Rep. Paul Davis, D-Lawrence, called the proposed bill "a terrible precedent."
"It's just an excuse for those people who don't want to come up with a constructive plan," Davis said at Thursday morning's Capitol Connections event at Cottonwood Inc.
Davis and five other area Kansas lawmakers spoke to about two dozen people who attended the event, which is sponsored by the Lawrence Chamber of Commerce, Aquila, AT&T and the Journal-World.
Several of the legislators said the $633 million in deferred maintenance was one of the main topics remaining for action when they return to Topeka later this month for the Kansas Legislature's wrap-up session.
Davis took aim at a bill touted by House Speaker Melvin Neufeld, R-Ingalls, that calls for counties with regents institutions to fund the maintenance projects with a one-tenth of a cent increase in sales taxes. Neufeld has said he sees that as fair because cities with universities reap benefits.
"It's the University of Kansas, not the University of Lawrence," Davis said. "All the people of Kansas have an obligation to support our state universities." He said deferred maintenance projects have been accruing for some time.
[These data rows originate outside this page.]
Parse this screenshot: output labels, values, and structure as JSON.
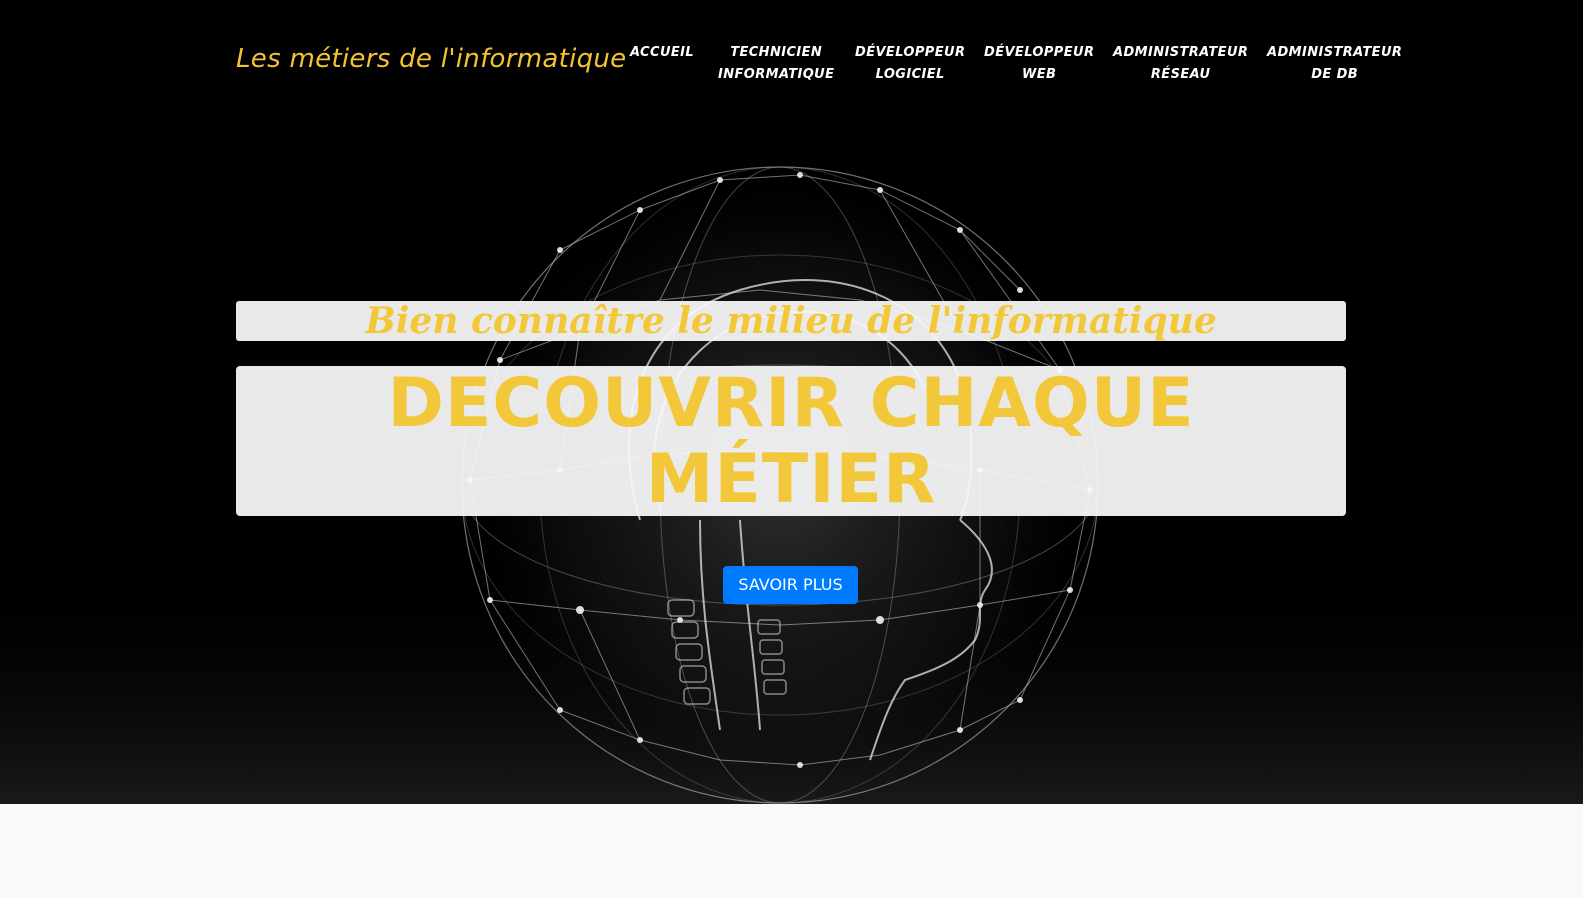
{
  "header": {
    "brand": "Les métiers de l'informatique",
    "nav": [
      {
        "line1": "ACCUEIL",
        "line2": ""
      },
      {
        "line1": "TECHNICIEN",
        "line2": "INFORMATIQUE"
      },
      {
        "line1": "DÉVELOPPEUR",
        "line2": "LOGICIEL"
      },
      {
        "line1": "DÉVELOPPEUR",
        "line2": "WEB"
      },
      {
        "line1": "ADMINISTRATEUR",
        "line2": "RÉSEAU"
      },
      {
        "line1": "ADMINISTRATEUR",
        "line2": "DE DB"
      }
    ]
  },
  "hero": {
    "subtitle": "Bien connaître le milieu de l'informatique",
    "title_line1": "DECOUVRIR CHAQUE",
    "title_line2": "MÉTIER",
    "cta_label": "SAVOIR PLUS",
    "background_icon": "brain-network-head-image"
  },
  "colors": {
    "accent": "#f2c83a",
    "button": "#007bff",
    "hero_bg": "#000000",
    "page_bg": "#f8f9fa"
  }
}
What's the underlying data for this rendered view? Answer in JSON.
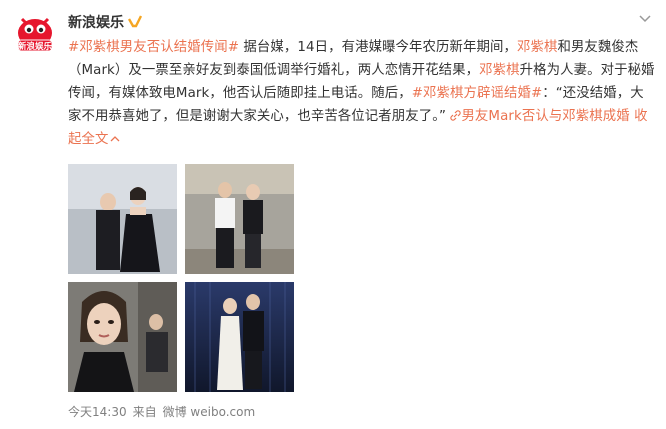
{
  "author": {
    "name": "新浪娱乐",
    "avatar_text": "新浪娱乐"
  },
  "post": {
    "tag1": "#邓紫棋男友否认结婚传闻#",
    "t1": " 据台媒，14日，有港媒曝今年农历新年期间，",
    "name1": "邓紫棋",
    "t2": "和男友魏俊杰（Mark）及一票至亲好友到泰国低调举行婚礼，两人恋情开花结果，",
    "name2": "邓紫棋",
    "t3": "升格为人妻。对于秘婚传闻，有媒体致电Mark，他否认后随即挂上电话。随后，",
    "tag2": "#邓紫棋方辟谣结婚#",
    "t4": "：“还没结婚，大家不用恭喜她了，但是谢谢大家关心，也辛苦各位记者朋友了。”",
    "link_text": "男友Mark否认与邓紫棋成婚",
    "collapse": "收起全文"
  },
  "photos": [
    "photo-1",
    "photo-2",
    "photo-3",
    "photo-4"
  ],
  "footer": {
    "time": "今天14:30",
    "source_prefix": "来自",
    "source": "微博 weibo.com"
  },
  "colors": {
    "accent": "#eb7350",
    "text": "#333333",
    "meta": "#808080"
  }
}
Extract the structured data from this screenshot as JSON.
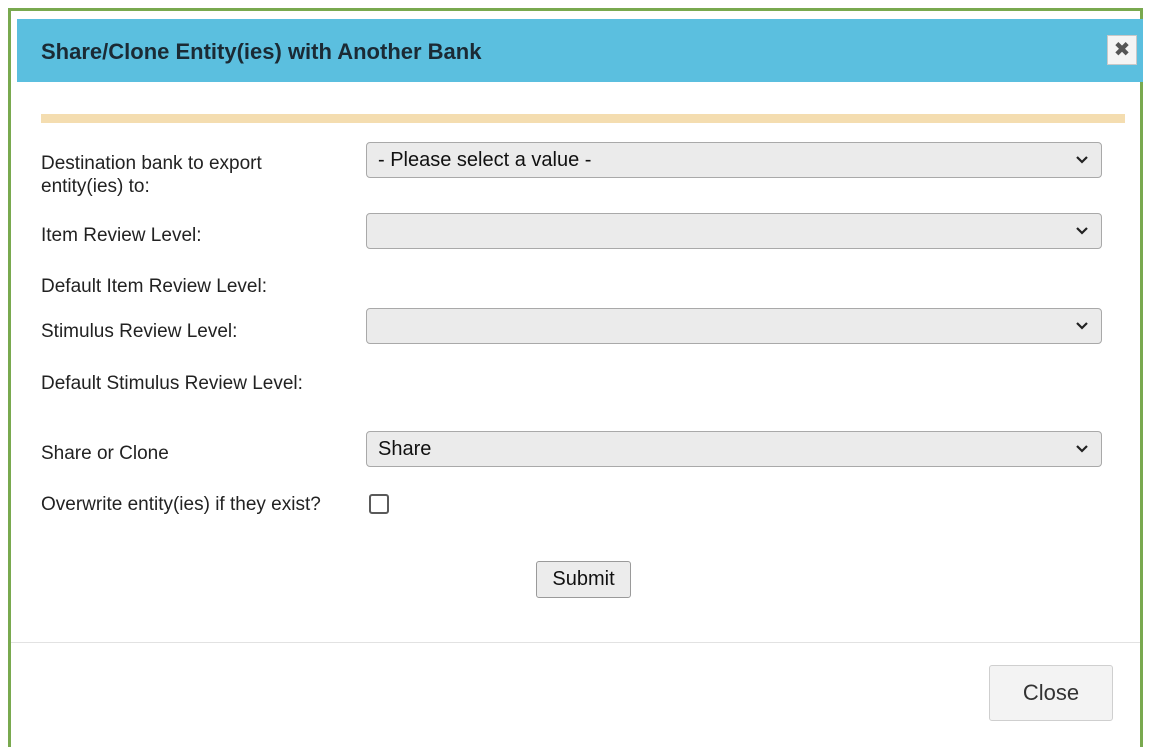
{
  "dialog": {
    "title": "Share/Clone Entity(ies) with Another Bank",
    "close_icon": "close-icon",
    "close_glyph": "✖"
  },
  "form": {
    "destination_label": "Destination bank to export entity(ies) to:",
    "destination_value": "- Please select a value -",
    "item_review_label": "Item Review Level:",
    "item_review_value": "",
    "default_item_review_label": "Default Item Review Level:",
    "stimulus_review_label": "Stimulus Review Level:",
    "stimulus_review_value": "",
    "default_stimulus_review_label": "Default Stimulus Review Level:",
    "share_clone_label": "Share or Clone",
    "share_clone_value": "Share",
    "overwrite_label": "Overwrite entity(ies) if they exist?",
    "overwrite_checked": false,
    "submit_label": "Submit"
  },
  "footer": {
    "close_label": "Close"
  },
  "colors": {
    "titlebar": "#5bbfdf",
    "dialog_border": "#79a94f",
    "divider": "#f4ddb0"
  }
}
"Any legislator who starts blaming regents institutions for this problem has not been paying very careful attention," he said.
Davis also gave an example of other state buildings where maintenance projects have been taking place.
"Folks in Shawnee County wouldn't like the idea of having to fund Capitol renovations or state building renovations with their local tax dollars," Davis said.
Rep. Ann Mah, D-Topeka, said bringing Shawnee County into the argument might not work. That's because that county's residents are already paying property taxes for Washburn University, Mah said.
"I'm not sure if the folks in Shawnee County would have a lot of sympathy because they pay 3 mills to keep Washburn running," Mah said.
However, she agreed that the proposal was "probably not the best plan for funding maintenance, and I think we can come up with something better."
Lawmakers have been considering several funding proposals, including tuition increases and even a proposal to increase tolls on the turnpike. Davis said expanded gambling revenue could be used, but that funding wouldn't be available for several years.
Sen. Marci Francisco, D-Lawrence, said if the state wants to make local counties pay for the regents' building upkeep, it would be interesting to see how many millions of dollars of local property taxes the county does not collect on university buildings, such as residence halls.
Other lawmakers attending the 90-minute event were Reps. Barbara Ballard, D-Lawrence; Tom Holland, D-Baldwin City; and Roger Pine, R-Lawrence.